By Peter Maiden
Facing a woefully inadequate transportation situation in the town of Huron, now Huron Mayor Rey León founded the San Joaquin Valley Latino Environmental Advancement Project (Valley LEAP) in 2008. Taking the bus to Fresno for a medical appointment, 50 miles away, took five hours round trip, and there was only one bus a day. The need is even greater now in the Covid-19 pandemic, with people needing access to vaccinations, testing and other medical care.
Valley LEAP did some social research and documented a widespread informal system of transporting people in private cars for a small fee. The drivers, often trusted retired farmworkers, were called raiteros. The term raite is common in Mexico and means to take someone by car. Among farmworkers, to have a raite means to have transportation to work, to the fields. So raiteros are the drivers.
Valley LEAP at first put some city-owned hybrid vehicles to use driving people to their appointments and crucial errands, on the model of the raiteros. Later using funds from foundation grants, a couple of small all-electric vehicles were acquired.
León published an article in 2014 on the Zócalo Public Square website called “The Central Valley Was Ride-Sharing Long Before Uber.” He wrote: “At Valley LEAP, we want to see the city’s raiteros go ‘green.’
“With careful scheduling, raiteros could earn an income and spend less on gas by, for example, taking a family to a child’s asthma appointment at the Central California Children’s Hospital in Madera County.”
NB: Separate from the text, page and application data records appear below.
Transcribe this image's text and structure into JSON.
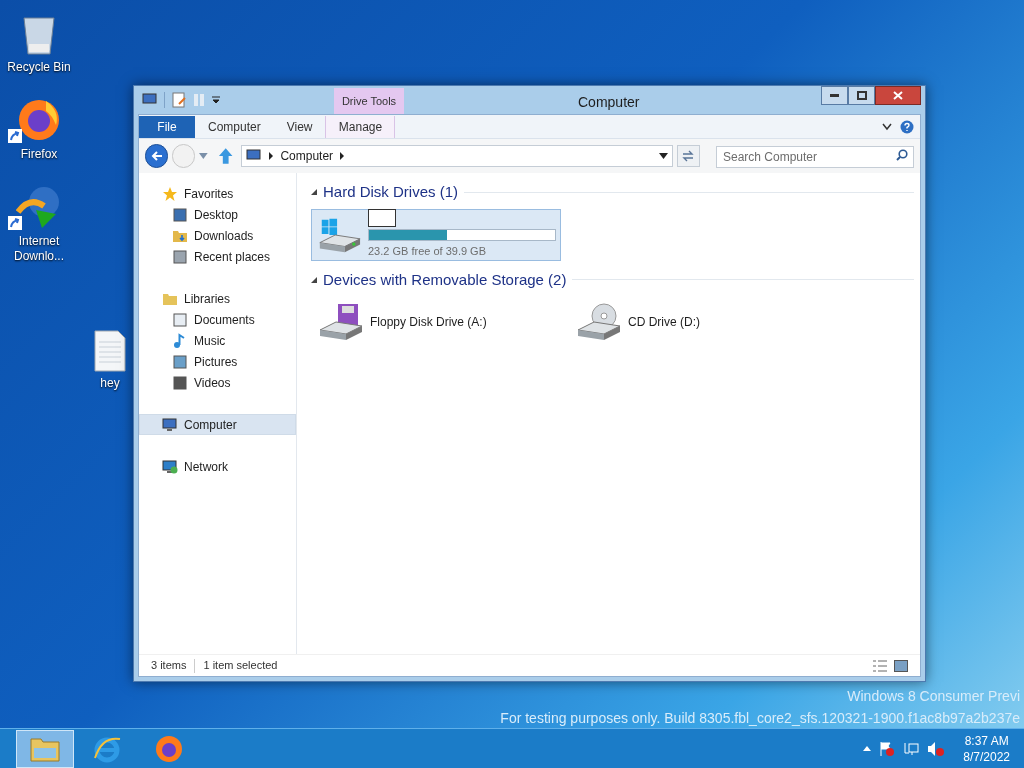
{
  "desktop_icons": [
    {
      "label": "Recycle Bin",
      "kind": "bin",
      "shortcut": false
    },
    {
      "label": "Firefox",
      "kind": "firefox",
      "shortcut": true
    },
    {
      "label": "Internet Downlo...",
      "kind": "idm",
      "shortcut": true
    },
    {
      "label": "hey",
      "kind": "file",
      "shortcut": false
    }
  ],
  "window": {
    "title": "Computer",
    "contextual_group": "Drive Tools",
    "tabs": [
      {
        "label": "File",
        "kind": "file",
        "selected": false
      },
      {
        "label": "Computer",
        "kind": "tab",
        "selected": false
      },
      {
        "label": "View",
        "kind": "tab",
        "selected": false
      },
      {
        "label": "Manage",
        "kind": "context",
        "selected": false
      }
    ],
    "address": {
      "crumb": "Computer"
    },
    "search": {
      "placeholder": "Search Computer"
    },
    "nav": [
      {
        "label": "Favorites",
        "kind": "star",
        "selected": false,
        "children": [
          {
            "label": "Desktop",
            "kind": "desktop",
            "selected": false
          },
          {
            "label": "Downloads",
            "kind": "downloads",
            "selected": false
          },
          {
            "label": "Recent places",
            "kind": "recent",
            "selected": false
          }
        ]
      },
      {
        "label": "Libraries",
        "kind": "libraries",
        "selected": false,
        "children": [
          {
            "label": "Documents",
            "kind": "documents",
            "selected": false
          },
          {
            "label": "Music",
            "kind": "music",
            "selected": false
          },
          {
            "label": "Pictures",
            "kind": "pictures",
            "selected": false
          },
          {
            "label": "Videos",
            "kind": "videos",
            "selected": false
          }
        ]
      },
      {
        "label": "Computer",
        "kind": "computer",
        "selected": true
      },
      {
        "label": "Network",
        "kind": "network",
        "selected": false
      }
    ],
    "groups": [
      {
        "title": "Hard Disk Drives (1)",
        "expanded": true,
        "items": [
          {
            "kind": "hdd",
            "selected": true,
            "level": 0.42,
            "reading": "23.2 GB free of 39.9 GB"
          }
        ]
      },
      {
        "title": "Devices with Removable Storage (2)",
        "expanded": true,
        "items": [
          {
            "kind": "floppy",
            "name": "Floppy Disk Drive (A:)",
            "selected": false
          },
          {
            "kind": "cd",
            "name": "CD Drive (D:)",
            "selected": false
          }
        ]
      }
    ],
    "status": {
      "count": "3 items",
      "selection": "1 item selected"
    }
  },
  "watermark": {
    "line_1": "Windows 8 Consumer Previ",
    "line_2": "For testing purposes only. Build 8305.fbl_core2_sfs.120321-1900.f1ac8b97a2b237e"
  },
  "taskbar": {
    "apps": [
      {
        "kind": "explorer",
        "selected": true
      },
      {
        "kind": "ie",
        "selected": false
      },
      {
        "kind": "firefox",
        "selected": false
      }
    ],
    "time": "8:37 AM",
    "date": "8/7/2022"
  }
}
León concluded, “California is always ahead of the game when it comes to technology and innovation. It’s time to embrace the Valley’s social innovation and stimulate a fluid system to connect our orchards, crops, neighborhoods, downtowns and more than 20 educational institutions.”
This month, General Motors donated to Valley LEAP the use, for six months, of three 2022 Chevy Volt all-electric automobiles. León hopes to raise funds to purchase them at the end of that six-month period.
On Aug. 11, Valley LEAP held a press conference with a ceremonial presentation of the vehicles.
Juanita Martínez of General Motors said, “Rey León reached out to us and told us about the efforts that he’s had here in Huron. And we just felt that it was important for us to be able to not only contribute the vehicles for our efforts in becoming an electric company but also to help with the Covid efforts.
“GM has had a history in the last year of the pandemic helping out through our ventilators [and] our donation of masks, a million masks last year. This is just another step for us in helping to combat Covid.”
León said, “We want to let everybody know that we have additional capacity with these vehicles in our fleet. So do not hesitate to call us, to become a client for our Green Raiteros program, so that we can take you to whatever medical or social service appointment that you may have.”
Peter Maiden is the photo editor of the Community Alliance newspaper.
Your mention of a “Volt all-electric” seems wrong. The Volt is a discontinued hybrid. Chevy’s all-electric is a Bolt.